::: Data for analysis :::

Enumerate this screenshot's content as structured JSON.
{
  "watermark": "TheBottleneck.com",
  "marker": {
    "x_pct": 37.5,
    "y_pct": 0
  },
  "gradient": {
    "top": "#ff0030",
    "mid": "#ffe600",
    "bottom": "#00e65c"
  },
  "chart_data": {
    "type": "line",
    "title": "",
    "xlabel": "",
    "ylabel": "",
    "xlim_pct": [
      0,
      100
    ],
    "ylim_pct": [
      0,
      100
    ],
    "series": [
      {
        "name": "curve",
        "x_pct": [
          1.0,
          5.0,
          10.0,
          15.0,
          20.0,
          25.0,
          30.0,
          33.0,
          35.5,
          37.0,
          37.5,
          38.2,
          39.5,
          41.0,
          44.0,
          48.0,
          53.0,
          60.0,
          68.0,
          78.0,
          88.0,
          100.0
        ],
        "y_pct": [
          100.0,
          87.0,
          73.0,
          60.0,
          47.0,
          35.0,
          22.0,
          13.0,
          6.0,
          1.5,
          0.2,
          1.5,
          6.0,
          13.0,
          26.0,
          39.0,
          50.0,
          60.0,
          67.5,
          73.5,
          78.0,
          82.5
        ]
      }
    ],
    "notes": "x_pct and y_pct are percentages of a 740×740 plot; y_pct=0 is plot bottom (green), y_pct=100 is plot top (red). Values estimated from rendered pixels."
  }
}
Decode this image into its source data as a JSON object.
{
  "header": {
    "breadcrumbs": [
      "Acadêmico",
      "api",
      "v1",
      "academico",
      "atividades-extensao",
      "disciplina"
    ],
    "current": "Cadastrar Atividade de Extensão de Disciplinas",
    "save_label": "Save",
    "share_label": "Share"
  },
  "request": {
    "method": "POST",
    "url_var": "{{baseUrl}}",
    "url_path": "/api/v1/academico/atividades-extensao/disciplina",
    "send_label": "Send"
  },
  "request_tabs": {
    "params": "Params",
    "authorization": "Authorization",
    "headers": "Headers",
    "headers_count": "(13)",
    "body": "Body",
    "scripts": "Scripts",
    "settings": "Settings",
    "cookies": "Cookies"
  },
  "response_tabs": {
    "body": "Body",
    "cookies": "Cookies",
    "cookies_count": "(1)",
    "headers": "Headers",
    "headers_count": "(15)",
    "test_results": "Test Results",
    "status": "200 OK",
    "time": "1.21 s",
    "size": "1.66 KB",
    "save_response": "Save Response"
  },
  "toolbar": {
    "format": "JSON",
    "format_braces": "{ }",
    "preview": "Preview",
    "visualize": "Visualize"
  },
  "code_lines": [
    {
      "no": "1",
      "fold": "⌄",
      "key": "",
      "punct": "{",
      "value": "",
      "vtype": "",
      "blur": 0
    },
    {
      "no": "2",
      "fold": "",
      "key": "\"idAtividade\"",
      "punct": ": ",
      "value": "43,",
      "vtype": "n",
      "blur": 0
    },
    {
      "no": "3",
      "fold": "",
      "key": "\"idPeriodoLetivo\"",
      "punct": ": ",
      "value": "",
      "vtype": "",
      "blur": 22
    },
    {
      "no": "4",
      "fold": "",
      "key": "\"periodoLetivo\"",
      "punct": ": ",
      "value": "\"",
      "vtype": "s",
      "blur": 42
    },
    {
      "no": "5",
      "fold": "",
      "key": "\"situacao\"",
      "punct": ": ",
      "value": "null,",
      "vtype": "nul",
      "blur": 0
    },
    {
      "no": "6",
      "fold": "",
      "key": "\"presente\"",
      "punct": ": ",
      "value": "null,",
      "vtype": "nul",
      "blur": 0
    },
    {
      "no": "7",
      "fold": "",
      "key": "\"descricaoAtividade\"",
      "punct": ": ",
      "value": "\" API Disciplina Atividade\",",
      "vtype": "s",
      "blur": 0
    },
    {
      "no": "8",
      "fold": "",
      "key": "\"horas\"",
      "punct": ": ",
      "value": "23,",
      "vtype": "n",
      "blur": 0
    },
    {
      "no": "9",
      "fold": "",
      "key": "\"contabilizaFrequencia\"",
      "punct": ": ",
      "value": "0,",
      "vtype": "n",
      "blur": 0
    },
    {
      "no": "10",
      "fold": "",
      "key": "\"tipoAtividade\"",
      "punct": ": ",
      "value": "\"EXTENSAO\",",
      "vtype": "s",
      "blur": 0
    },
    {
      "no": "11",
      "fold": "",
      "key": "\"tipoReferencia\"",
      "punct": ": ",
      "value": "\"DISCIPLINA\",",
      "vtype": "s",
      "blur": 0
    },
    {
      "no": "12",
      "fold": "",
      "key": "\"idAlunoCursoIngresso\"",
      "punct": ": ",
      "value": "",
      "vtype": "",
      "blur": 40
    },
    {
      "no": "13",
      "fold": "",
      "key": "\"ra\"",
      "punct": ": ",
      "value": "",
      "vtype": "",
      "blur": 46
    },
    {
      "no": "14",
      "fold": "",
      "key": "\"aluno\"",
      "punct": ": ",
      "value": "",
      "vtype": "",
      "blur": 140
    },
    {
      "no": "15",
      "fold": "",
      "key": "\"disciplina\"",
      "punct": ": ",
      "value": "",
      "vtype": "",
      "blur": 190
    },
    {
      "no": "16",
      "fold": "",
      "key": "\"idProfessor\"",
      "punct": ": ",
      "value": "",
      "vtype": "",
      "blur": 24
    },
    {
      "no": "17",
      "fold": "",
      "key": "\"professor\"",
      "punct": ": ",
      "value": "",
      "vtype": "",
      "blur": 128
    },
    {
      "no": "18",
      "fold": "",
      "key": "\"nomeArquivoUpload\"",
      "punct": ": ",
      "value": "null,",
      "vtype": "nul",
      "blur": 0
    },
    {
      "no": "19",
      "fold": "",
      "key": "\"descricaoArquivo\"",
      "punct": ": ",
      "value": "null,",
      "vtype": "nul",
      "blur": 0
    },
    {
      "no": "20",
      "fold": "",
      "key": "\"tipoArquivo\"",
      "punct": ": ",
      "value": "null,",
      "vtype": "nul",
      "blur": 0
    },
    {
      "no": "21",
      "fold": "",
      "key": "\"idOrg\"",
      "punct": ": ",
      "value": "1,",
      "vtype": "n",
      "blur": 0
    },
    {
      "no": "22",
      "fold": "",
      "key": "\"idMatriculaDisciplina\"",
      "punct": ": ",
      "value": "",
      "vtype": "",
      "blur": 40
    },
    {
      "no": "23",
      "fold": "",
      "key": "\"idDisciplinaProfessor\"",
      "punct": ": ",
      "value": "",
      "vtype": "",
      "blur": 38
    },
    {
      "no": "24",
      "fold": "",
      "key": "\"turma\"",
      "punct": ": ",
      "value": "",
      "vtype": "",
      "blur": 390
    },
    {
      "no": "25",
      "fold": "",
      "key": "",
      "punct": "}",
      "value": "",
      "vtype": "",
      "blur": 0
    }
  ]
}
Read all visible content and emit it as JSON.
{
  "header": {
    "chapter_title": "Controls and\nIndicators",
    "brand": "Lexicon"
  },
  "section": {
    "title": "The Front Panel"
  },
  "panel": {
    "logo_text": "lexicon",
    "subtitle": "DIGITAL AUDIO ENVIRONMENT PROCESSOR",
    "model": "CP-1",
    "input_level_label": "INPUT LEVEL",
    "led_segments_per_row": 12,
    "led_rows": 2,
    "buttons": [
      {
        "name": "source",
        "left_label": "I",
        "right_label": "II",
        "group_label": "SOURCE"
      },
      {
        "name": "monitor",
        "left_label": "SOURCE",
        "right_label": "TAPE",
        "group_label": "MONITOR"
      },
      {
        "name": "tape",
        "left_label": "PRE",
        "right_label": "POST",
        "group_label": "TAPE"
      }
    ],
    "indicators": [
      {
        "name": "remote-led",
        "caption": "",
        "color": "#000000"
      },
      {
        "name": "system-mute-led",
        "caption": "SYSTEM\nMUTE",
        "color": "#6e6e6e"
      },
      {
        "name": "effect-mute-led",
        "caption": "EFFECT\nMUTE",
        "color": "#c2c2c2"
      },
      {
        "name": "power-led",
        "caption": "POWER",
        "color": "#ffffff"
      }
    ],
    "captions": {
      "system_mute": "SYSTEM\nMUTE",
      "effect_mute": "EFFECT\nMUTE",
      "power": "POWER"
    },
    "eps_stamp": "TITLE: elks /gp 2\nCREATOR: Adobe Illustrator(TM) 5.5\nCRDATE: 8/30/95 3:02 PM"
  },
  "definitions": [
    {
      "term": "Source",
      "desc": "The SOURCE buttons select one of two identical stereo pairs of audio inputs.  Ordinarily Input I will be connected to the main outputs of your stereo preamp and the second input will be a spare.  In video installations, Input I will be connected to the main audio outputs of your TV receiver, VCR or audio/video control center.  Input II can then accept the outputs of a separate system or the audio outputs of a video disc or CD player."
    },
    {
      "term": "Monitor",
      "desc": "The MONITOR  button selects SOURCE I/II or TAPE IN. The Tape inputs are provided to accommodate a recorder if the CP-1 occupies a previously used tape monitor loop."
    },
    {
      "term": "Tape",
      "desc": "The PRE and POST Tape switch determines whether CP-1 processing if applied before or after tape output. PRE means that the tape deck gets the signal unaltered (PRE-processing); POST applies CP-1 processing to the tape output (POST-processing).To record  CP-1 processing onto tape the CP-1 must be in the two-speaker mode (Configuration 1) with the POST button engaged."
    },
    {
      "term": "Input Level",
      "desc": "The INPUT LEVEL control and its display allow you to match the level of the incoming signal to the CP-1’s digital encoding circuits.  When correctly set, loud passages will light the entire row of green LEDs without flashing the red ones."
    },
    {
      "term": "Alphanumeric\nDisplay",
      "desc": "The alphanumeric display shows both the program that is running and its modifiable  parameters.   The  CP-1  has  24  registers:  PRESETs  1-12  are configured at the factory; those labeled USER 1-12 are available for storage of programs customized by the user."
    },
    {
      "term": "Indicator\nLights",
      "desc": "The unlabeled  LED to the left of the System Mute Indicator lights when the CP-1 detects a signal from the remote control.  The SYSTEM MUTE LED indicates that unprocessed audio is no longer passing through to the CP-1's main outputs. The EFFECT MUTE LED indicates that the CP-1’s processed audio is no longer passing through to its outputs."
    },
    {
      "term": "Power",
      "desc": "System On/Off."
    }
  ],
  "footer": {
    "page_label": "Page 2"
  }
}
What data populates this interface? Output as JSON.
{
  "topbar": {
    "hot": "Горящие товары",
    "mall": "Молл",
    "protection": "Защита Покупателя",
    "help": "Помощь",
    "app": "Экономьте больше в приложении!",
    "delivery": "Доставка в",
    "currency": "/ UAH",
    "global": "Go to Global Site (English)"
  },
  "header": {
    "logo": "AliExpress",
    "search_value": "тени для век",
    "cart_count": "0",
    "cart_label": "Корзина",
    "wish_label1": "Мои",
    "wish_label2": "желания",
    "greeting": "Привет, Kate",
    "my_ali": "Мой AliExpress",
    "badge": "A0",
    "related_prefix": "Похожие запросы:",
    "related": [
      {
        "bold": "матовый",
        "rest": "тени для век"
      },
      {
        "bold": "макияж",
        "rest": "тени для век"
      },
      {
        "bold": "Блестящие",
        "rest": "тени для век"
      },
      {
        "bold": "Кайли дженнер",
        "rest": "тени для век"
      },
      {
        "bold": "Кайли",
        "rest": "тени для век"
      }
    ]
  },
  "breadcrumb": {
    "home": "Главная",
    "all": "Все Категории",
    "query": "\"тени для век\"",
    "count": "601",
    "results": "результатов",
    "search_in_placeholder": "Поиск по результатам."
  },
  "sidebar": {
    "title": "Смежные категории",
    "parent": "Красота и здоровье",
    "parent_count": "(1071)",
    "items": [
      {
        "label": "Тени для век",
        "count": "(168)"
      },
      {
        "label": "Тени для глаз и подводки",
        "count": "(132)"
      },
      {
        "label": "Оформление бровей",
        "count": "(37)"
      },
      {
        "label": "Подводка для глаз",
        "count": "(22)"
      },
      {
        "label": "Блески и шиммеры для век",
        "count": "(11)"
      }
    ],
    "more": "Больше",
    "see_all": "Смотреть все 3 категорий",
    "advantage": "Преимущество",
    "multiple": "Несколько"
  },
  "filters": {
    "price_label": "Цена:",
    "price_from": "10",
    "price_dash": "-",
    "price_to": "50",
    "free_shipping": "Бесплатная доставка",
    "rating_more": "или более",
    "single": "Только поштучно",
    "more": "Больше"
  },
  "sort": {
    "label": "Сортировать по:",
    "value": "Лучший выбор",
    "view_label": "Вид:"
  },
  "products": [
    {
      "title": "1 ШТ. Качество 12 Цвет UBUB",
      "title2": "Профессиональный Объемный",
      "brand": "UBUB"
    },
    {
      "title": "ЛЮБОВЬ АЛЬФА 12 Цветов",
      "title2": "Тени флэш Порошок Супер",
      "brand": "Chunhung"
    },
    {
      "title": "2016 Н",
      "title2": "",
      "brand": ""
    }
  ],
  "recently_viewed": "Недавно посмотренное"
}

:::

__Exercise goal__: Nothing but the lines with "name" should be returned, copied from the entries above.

__Response for this exercise__:
        "name": "curve",
        "name": "source",
        "name": "monitor",
        "name": "tape",
        "name": "remote-led",
        "name": "system-mute-led",
        "name": "effect-mute-led",
        "name": "power-led",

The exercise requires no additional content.